the backlight on for a brief period. When the cut-off voltage is reached the
load resistor will be disconnected and the resulting capacity will be shown
mAh"). You can now connect e.g. a PC and receive the Discharge
Curve. Initially every 5 minutes the voltage is stored, when more than 128 samples
are received, the system will switch to sampling once every 10 minutes and so
The best results (most accurate) are achieved with discharge durations of a few hours up to 15..20 hours. At very short durations (high currents) the measurement is influenced by the inaccurary of the load resistor (e.g. influence of the wiring, connector and MOSFet ON resistance), with very long durations the accuracy if effected by the dynamic range of the internal floating point variables.
To be described
Most components are not critical, I used whatever was available
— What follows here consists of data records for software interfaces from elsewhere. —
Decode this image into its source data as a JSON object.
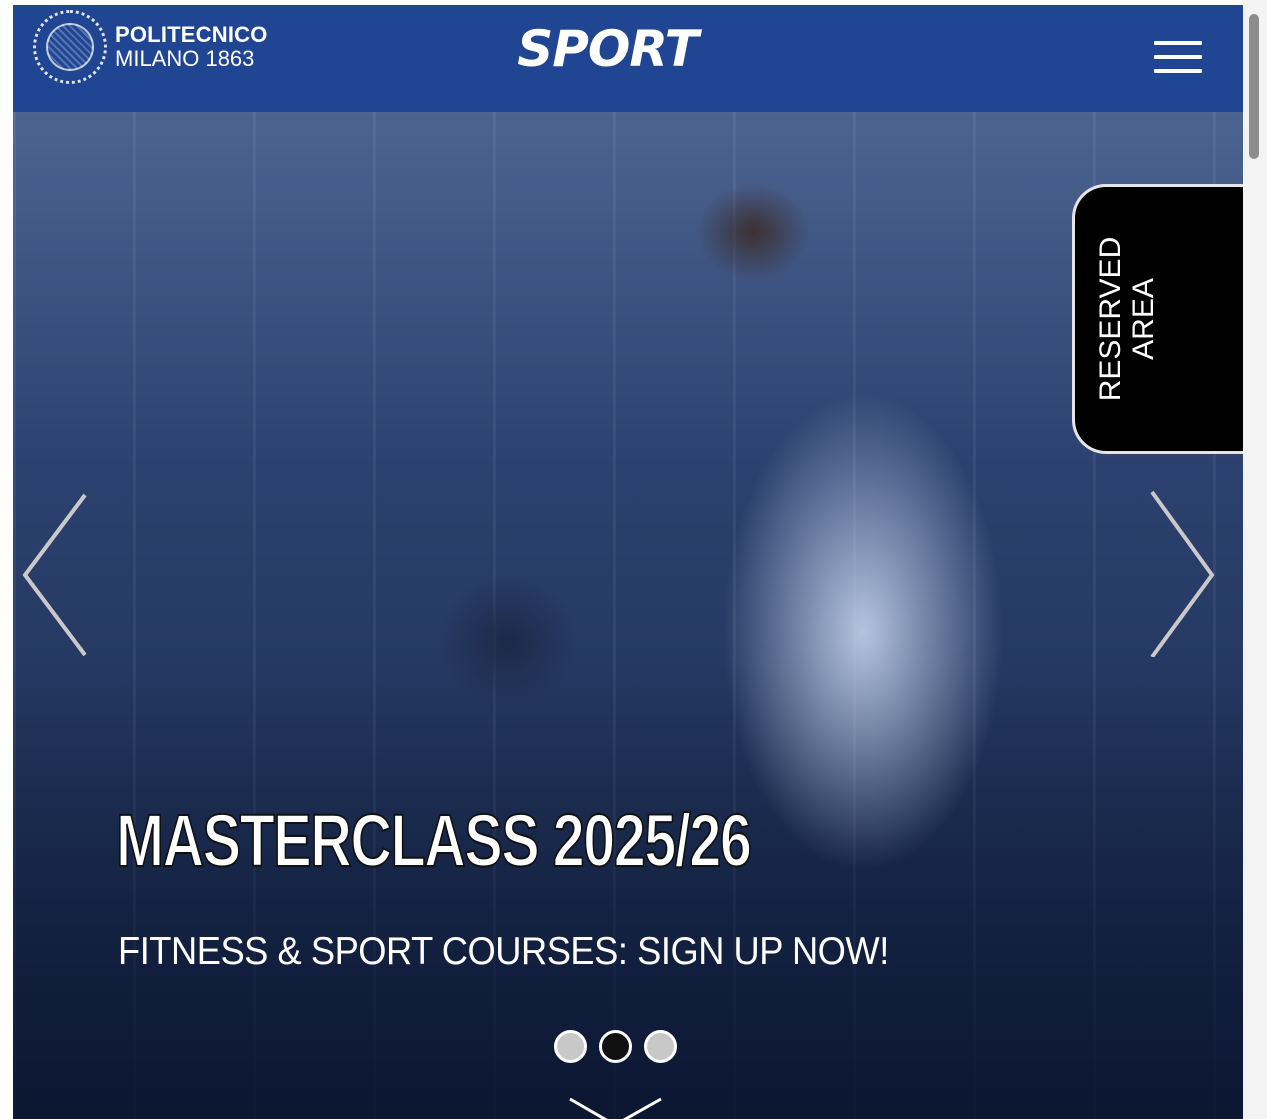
{
  "header": {
    "logo_line1": "POLITECNICO",
    "logo_line2": "MILANO 1863",
    "brand": "SPORT",
    "menu_icon": "hamburger-menu-icon",
    "background_color": "#1f4593"
  },
  "hero": {
    "title": "MASTERCLASS 2025/26",
    "subtitle": "FITNESS & SPORT COURSES: SIGN UP NOW!",
    "prev_icon": "chevron-left-icon",
    "next_icon": "chevron-right-icon",
    "scroll_icon": "chevron-down-icon",
    "slides_total": 3,
    "active_slide": 2
  },
  "reserved_area": {
    "label_line1": "RESERVED",
    "label_line2": "AREA",
    "background_color": "#000000"
  }
}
in my junk box. The exception is the divider network: I used 1% resistors and
selected matching pairs using my ohm-meter. For the 2N5401 any low power pnp
transistor will suffice, for the BS170 any low power n-channel fet will do.
For the power mosfet you can also use any type although logic-level FETs are recommended. The important issue is the Rds(on) resistance, this should be as low as possible so preferably select e.g. at least an 20 Amp type as they have "ON" resistances which are lower than 0.05 ohm (e.g. the BUZ11A). This seems overkill as you will normally discharge with currents less then 1A (At least, that's how I use the device) but the ON resistance is the critical factor here.
I like to live dangerous, so mistakes duringusage (e.g. reversing
the polarity of the test battery) will damage the meter.
The design can be changed to prevent this, also the accuracy can be improved. Some possible enhancements are listed below.
|1.3||2004-11-02||First released version|
The sampling interval is automatically calculated, no user specification
Where can I get the software ?
Generic version (LCD display 16 * 1 line)
Batcap 1.6 generic (16*1 display) source files
Batcap 1.6 generic (16*1 display) HEX binary
Special version for a SAMSUNG HK333 fax display
Batcap HK333 source files
Batcap HK333 HEX binary
2004-11-01 - Initial (incomplete) version of this page
2004-11-09 - Updated to reflect the functionality of BatCap version 1.6